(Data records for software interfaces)
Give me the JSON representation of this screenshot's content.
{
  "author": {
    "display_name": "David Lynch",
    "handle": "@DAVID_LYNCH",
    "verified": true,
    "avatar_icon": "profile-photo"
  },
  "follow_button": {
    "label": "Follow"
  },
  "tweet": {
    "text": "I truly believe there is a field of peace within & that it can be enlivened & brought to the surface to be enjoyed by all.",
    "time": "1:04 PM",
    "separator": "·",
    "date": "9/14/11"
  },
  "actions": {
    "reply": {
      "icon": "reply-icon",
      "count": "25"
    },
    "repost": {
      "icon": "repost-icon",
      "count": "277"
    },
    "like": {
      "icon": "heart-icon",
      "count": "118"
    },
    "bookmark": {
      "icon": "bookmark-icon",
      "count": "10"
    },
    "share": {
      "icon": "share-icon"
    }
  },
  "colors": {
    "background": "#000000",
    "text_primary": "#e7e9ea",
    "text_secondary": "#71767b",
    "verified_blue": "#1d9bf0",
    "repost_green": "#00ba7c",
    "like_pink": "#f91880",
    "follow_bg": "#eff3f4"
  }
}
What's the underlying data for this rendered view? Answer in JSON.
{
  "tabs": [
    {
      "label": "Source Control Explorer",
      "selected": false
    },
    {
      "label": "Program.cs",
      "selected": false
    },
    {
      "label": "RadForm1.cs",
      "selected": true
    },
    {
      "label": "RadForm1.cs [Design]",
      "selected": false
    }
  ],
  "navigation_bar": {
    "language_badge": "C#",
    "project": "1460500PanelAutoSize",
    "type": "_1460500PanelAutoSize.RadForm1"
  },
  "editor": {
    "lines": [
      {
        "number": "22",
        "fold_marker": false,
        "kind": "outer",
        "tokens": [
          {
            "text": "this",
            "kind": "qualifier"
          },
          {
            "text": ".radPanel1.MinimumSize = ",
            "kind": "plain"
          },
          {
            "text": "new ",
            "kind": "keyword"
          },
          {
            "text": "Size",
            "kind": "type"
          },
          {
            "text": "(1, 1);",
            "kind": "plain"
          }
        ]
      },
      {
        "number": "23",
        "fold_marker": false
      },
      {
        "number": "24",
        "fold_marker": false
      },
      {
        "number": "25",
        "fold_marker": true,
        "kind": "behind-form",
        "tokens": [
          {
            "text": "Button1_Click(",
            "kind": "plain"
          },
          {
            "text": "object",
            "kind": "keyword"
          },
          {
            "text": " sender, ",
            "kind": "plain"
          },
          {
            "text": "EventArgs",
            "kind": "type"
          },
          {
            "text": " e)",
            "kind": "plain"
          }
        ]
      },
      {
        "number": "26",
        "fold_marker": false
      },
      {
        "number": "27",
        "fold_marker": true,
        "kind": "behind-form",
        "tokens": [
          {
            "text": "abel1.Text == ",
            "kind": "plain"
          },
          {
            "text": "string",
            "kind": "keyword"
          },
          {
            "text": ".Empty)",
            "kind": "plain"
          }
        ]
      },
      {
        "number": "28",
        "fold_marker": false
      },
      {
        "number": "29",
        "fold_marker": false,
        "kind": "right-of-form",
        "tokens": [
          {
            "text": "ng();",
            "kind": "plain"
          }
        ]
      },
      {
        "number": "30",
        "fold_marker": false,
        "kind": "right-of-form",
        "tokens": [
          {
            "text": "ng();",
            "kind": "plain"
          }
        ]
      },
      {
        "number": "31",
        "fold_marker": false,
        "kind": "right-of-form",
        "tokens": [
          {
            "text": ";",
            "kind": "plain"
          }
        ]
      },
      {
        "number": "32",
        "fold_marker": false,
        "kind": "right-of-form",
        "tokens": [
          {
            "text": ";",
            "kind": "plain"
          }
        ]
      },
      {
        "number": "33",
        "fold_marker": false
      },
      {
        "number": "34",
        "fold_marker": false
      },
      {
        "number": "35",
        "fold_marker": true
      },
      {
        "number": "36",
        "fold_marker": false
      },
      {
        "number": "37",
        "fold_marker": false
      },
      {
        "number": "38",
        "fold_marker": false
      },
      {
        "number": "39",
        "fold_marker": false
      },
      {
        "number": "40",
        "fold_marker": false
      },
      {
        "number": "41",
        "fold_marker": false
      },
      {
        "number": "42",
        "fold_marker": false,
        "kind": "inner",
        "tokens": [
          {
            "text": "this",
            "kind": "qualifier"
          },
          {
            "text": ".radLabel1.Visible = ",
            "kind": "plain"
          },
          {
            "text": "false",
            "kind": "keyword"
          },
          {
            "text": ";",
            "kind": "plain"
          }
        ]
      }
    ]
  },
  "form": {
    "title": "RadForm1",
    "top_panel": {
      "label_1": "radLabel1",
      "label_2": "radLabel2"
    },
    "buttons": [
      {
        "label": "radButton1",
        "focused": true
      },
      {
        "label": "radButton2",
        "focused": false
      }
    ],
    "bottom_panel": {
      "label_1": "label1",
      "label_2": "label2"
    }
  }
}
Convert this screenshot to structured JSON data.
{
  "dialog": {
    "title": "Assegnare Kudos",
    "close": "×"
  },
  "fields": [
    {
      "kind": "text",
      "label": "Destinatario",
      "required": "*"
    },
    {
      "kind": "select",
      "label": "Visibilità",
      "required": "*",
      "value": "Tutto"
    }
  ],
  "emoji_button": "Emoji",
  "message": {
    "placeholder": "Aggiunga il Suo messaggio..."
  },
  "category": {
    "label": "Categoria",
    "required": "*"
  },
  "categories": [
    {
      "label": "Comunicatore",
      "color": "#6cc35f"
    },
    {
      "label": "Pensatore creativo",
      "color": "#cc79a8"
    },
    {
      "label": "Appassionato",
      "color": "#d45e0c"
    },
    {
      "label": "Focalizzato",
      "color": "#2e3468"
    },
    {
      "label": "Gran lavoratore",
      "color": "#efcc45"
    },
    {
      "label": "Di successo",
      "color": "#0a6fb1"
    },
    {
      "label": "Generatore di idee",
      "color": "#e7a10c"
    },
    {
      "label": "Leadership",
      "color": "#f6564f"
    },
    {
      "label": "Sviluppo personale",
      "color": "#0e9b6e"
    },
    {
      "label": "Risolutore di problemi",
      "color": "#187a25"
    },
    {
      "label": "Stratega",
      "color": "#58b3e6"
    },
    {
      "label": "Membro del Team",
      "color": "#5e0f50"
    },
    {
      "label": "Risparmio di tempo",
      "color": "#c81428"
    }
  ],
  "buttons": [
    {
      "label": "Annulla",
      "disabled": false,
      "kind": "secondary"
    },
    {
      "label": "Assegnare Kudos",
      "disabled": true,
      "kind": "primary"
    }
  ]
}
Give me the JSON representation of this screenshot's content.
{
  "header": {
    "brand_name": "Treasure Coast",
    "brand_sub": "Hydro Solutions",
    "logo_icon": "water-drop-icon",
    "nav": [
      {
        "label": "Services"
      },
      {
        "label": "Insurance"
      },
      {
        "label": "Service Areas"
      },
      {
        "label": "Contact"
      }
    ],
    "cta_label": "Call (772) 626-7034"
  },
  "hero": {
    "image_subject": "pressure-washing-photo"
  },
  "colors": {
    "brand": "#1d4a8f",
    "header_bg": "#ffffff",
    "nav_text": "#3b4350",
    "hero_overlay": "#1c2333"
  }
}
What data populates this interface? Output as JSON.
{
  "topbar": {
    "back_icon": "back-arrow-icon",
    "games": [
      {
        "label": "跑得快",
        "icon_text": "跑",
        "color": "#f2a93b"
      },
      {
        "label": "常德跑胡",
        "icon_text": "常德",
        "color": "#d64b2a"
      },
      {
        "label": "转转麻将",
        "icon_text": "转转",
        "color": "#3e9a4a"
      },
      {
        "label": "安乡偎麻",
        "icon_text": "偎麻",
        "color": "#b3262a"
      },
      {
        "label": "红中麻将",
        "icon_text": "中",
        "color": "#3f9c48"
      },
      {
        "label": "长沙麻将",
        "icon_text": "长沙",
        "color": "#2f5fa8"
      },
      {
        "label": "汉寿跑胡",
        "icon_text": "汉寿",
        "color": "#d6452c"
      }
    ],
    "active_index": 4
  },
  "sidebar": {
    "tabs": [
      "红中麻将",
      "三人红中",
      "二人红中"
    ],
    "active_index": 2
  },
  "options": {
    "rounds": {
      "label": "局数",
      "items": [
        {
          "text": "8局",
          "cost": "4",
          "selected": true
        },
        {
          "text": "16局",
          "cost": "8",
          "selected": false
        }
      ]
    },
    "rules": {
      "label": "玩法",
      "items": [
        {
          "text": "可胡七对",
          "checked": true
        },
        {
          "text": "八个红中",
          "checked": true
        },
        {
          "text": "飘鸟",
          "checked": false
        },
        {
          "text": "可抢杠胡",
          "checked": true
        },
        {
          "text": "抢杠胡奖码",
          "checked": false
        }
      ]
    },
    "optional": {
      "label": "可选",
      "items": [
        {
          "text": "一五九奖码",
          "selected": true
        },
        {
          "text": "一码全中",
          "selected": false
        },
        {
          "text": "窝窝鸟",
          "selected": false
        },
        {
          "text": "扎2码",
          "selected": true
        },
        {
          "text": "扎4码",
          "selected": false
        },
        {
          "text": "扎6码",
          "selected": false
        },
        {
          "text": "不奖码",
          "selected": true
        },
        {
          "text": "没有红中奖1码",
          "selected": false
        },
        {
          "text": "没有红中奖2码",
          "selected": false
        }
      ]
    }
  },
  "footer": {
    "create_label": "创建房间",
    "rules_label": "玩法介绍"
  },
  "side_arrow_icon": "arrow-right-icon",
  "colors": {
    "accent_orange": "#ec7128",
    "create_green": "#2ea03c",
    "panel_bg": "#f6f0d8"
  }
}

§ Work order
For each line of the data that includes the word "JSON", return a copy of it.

§ Response below
Give me the JSON representation of this screenshot's content.
What's the underlying data for this rendered view? Answer in JSON.
Convert this screenshot to structured JSON data.
Give me the JSON representation of this screenshot's content.
What data populates this interface? Output as JSON.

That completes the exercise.